Whenever a line in the records below contains "Allah", pick it out.

Stored items from a collection
──────────

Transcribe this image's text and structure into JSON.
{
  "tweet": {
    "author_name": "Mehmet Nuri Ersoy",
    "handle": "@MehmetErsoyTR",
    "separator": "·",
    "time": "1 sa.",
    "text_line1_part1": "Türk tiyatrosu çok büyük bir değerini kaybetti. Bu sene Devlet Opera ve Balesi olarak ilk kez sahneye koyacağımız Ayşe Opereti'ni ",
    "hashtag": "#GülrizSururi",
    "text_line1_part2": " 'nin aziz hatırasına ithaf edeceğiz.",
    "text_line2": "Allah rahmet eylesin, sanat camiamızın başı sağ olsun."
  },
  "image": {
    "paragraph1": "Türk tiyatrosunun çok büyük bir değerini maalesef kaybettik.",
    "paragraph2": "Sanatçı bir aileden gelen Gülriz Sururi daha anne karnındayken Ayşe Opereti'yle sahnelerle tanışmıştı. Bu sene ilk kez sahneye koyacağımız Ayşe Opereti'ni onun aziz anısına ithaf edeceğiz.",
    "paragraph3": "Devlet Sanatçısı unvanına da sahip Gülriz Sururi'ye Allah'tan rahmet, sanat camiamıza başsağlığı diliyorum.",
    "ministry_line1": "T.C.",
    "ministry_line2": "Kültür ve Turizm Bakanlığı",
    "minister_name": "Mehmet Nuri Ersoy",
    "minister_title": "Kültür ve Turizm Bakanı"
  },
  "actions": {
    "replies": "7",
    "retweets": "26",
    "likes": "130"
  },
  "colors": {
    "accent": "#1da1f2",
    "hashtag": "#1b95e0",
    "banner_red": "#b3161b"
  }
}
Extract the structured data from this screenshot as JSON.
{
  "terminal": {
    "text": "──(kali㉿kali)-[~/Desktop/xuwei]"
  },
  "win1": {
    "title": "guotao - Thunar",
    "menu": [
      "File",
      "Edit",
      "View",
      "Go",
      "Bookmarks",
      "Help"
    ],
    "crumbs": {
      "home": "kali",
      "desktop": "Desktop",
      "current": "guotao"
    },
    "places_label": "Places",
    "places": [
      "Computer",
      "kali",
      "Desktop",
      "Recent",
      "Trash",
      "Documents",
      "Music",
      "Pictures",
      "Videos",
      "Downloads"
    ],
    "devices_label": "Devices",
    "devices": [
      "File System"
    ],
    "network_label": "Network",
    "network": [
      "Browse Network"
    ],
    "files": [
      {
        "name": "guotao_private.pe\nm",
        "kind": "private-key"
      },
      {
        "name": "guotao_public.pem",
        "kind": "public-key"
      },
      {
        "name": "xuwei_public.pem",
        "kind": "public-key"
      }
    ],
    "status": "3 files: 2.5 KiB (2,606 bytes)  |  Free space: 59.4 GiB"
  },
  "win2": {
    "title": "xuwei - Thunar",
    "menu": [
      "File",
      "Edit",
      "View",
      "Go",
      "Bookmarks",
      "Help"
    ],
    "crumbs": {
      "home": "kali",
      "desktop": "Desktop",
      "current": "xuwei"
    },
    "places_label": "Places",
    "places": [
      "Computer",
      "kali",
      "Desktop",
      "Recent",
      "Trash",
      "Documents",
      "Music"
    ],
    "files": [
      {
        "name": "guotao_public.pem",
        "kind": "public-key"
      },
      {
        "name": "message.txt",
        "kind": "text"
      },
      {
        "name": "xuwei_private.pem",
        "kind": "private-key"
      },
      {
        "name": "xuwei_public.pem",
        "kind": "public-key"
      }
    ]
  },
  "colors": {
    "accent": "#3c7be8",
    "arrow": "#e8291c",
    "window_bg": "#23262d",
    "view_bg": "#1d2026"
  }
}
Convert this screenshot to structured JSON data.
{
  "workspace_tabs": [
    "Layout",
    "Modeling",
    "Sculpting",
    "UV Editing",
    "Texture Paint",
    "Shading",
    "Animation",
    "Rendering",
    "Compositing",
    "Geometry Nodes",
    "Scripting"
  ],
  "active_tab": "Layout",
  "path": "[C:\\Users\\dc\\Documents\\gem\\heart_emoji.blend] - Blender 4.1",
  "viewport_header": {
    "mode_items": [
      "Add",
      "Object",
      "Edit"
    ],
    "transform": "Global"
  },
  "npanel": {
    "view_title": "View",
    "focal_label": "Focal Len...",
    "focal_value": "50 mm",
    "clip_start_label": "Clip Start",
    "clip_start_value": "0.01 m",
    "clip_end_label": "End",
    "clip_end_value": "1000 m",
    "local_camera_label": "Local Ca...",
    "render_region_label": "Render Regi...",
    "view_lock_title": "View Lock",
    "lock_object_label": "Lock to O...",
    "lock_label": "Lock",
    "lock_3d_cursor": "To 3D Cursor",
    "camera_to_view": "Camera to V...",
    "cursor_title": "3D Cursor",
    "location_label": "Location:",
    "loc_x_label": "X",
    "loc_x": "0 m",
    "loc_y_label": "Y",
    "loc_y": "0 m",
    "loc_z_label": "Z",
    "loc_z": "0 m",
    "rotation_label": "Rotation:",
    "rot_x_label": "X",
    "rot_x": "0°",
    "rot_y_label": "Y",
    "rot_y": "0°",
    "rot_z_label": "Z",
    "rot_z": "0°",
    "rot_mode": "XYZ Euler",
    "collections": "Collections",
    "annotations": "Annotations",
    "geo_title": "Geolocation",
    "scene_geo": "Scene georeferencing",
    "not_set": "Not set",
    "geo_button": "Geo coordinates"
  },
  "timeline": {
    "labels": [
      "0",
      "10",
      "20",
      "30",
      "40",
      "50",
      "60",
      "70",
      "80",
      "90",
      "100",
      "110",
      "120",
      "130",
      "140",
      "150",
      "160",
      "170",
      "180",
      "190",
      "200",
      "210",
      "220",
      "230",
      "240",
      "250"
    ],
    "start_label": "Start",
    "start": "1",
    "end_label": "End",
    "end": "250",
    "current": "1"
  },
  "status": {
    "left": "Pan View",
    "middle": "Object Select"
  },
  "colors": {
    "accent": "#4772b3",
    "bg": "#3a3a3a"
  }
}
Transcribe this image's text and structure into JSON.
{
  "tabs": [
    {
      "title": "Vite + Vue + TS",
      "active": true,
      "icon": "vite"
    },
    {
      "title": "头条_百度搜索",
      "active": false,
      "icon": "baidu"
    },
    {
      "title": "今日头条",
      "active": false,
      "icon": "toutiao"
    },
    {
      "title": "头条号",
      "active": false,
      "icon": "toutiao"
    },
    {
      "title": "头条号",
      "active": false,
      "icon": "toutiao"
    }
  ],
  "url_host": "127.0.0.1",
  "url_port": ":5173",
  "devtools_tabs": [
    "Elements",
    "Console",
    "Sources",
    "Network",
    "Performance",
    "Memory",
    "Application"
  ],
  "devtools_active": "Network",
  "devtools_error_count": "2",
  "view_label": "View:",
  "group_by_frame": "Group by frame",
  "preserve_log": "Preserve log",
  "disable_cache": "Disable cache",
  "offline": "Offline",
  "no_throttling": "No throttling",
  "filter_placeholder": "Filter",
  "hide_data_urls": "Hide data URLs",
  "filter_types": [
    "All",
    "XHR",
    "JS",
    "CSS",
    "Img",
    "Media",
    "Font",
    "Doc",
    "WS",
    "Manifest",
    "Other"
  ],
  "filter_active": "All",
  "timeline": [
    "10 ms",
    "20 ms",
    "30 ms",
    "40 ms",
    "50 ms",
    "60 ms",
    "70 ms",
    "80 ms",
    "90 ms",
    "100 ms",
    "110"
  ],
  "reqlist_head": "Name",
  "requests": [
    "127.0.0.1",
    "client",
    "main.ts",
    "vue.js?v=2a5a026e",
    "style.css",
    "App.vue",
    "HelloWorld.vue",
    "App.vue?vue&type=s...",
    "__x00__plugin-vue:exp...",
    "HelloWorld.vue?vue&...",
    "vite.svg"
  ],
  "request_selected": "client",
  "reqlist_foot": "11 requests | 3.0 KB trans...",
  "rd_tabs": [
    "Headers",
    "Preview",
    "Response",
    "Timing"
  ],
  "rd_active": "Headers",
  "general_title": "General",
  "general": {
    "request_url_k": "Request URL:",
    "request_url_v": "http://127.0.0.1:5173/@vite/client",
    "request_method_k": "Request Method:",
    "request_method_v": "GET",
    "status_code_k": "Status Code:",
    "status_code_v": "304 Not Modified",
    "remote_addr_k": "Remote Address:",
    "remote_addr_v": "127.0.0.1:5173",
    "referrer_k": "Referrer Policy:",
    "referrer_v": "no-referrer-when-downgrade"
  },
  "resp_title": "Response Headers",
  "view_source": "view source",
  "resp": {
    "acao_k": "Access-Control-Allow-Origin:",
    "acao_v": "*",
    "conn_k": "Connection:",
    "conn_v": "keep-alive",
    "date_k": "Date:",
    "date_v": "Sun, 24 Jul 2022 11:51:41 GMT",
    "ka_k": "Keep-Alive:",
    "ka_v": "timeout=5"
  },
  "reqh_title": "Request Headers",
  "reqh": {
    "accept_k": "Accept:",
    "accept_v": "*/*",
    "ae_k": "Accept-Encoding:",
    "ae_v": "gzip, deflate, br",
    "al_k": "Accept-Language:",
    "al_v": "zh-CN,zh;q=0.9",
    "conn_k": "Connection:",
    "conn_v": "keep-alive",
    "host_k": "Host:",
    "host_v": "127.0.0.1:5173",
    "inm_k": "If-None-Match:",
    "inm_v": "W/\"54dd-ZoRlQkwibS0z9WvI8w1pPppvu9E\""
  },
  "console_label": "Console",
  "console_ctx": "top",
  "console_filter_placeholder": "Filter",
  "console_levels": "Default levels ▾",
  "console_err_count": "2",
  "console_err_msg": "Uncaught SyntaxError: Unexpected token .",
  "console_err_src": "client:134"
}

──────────

### Expected answer
    "text_line2": "Allah rahmet eylesin, sanat camiamızın başı sağ olsun."
    "paragraph3": "Devlet Sanatçısı unvanına da sahip Gülriz Sururi'ye Allah'tan rahmet, sanat camiamıza başsağlığı diliyorum.",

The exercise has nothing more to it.